  • Open Source Security Podcast: Episode 142 - Hypothetical security: what if you find a USB flash drive?
    Josh and Kurt talk about what one could do if you find a USB drive. The context is based on the story where the Secret Service was rumored to have plugged a malicious USB drive into a computer. The purpose of discussion is to explore how to handle a situation like this in the real world. We end the episode with a fantastic comparison of swim safety and security.
  • Episode 64 | This Week in Linux
    On this episode of This Week in Linux, we got a lot of releases week. Ubuntu and all of the Flavours have released 19.04 versions along with an interesting update from the Ubuntu derivative Pop!_OS. The KDE Community announced the availability of a bunch of new versions of various KDE Applications.
  • Linux Gaming News Punch - Episode 9
    Coming in hot (please save me from this heat) is the ninth episode of the Linux Gaming News Punch, your weekly round-up of some interesting bits of news. For regular readers, as always this might not be too helpful but for those who don't visit too often this should help keep you updated.
  • Linux Action News 102
    Ubuntu 19.04 is released we share our take, OpenSSH has an important release, and Mozilla brings Python to the browser. Also WebThings is launched and we think it might have a shot.

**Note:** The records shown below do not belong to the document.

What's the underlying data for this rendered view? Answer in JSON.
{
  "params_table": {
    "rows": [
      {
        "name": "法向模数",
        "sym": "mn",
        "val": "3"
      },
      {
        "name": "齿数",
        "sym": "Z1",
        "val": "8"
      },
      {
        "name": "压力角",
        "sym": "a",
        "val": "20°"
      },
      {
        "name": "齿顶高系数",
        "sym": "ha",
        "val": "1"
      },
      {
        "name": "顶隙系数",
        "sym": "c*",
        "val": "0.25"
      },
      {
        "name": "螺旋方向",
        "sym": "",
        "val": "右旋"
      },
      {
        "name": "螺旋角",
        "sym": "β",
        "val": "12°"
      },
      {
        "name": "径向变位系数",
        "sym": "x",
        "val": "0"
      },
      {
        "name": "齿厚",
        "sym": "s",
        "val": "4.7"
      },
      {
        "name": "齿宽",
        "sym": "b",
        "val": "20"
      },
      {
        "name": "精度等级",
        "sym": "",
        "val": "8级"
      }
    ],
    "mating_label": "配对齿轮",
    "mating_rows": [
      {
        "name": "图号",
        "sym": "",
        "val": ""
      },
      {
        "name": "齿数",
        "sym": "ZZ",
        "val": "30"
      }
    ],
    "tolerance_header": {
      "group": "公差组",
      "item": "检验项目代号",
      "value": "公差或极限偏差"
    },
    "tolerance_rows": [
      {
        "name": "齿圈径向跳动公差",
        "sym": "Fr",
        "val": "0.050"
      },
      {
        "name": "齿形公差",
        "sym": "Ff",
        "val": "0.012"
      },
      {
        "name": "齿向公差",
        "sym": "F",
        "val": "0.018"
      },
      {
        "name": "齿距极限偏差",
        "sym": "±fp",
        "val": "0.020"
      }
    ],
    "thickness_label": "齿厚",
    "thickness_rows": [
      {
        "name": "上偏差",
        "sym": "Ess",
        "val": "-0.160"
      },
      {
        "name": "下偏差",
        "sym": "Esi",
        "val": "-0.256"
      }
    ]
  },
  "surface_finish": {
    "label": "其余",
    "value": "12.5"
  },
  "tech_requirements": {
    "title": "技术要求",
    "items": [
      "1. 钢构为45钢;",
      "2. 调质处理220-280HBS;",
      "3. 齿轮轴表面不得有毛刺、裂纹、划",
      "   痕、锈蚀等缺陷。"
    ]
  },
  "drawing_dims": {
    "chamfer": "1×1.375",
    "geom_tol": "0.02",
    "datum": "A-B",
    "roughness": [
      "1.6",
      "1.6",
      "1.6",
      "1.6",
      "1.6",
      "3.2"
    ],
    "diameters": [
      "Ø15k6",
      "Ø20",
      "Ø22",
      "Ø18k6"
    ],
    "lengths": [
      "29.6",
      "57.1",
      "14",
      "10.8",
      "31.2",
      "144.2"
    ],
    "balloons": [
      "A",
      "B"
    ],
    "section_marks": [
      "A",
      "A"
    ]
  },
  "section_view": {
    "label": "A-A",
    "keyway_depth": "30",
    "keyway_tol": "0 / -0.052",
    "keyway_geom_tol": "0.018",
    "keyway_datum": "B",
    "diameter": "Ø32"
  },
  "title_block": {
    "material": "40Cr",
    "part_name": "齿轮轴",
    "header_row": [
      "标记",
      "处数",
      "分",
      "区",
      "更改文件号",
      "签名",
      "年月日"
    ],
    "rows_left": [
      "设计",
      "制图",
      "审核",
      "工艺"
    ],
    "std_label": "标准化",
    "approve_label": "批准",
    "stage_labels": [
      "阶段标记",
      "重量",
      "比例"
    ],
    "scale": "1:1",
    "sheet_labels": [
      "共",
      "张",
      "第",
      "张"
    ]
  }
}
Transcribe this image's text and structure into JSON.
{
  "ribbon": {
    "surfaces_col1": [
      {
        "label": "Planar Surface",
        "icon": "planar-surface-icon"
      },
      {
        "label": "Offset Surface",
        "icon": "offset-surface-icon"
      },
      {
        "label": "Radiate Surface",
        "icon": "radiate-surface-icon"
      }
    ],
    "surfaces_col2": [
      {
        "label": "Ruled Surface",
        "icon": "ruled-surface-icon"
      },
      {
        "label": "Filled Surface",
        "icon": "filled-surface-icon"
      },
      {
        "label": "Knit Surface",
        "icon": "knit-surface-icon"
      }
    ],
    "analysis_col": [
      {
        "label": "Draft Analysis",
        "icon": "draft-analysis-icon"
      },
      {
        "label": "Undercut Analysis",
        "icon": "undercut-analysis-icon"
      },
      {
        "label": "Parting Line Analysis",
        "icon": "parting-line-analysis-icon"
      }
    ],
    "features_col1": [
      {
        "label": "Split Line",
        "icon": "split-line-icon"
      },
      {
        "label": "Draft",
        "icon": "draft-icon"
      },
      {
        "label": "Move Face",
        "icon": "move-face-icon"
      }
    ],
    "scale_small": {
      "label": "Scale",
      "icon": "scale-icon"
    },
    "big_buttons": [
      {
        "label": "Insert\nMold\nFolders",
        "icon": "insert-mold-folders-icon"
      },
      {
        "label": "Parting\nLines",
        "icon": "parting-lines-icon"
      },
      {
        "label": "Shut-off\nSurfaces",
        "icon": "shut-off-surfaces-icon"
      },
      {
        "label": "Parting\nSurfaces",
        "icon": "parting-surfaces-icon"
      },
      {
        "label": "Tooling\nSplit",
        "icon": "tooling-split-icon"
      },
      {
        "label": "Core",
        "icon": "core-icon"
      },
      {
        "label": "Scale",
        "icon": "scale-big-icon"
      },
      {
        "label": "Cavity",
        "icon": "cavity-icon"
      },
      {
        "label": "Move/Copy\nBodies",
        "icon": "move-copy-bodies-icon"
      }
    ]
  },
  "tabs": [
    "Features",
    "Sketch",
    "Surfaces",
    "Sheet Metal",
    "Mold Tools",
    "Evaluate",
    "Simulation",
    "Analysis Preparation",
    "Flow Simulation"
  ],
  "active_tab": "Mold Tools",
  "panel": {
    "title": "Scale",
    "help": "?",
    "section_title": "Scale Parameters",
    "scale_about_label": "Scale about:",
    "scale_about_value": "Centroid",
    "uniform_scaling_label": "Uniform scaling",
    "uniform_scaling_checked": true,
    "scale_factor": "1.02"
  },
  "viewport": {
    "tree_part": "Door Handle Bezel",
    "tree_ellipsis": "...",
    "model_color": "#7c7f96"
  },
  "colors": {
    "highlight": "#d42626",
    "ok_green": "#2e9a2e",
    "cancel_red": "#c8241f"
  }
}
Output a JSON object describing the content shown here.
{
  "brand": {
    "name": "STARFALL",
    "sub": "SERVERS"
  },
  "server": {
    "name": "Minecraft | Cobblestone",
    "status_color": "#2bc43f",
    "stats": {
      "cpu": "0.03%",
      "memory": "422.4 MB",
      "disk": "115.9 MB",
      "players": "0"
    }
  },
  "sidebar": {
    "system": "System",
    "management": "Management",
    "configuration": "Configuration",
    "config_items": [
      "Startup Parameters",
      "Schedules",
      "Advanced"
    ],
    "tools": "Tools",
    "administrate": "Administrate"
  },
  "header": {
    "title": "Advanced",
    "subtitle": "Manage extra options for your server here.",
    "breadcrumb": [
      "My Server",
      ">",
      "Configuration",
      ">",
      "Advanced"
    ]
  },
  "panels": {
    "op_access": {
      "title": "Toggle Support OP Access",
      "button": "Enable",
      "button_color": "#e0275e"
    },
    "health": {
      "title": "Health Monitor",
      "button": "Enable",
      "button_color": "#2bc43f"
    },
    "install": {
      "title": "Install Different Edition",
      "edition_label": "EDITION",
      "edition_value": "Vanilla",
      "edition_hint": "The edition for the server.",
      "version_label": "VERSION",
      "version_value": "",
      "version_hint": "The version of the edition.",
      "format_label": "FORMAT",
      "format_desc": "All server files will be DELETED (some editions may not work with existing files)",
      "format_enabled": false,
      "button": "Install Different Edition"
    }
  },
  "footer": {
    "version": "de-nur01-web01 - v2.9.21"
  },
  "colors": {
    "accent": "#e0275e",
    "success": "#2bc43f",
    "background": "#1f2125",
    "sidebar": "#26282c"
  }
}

  • GNU World Order 13x17
  • Talk Python to Me: #208 Packaging, Making the most of PyCon, and more
    Are you going to PyCon (or a similar conference)? Join me and Kenneth Retiz as we discuss how to make the most of PyCon and what makes it special for each of us.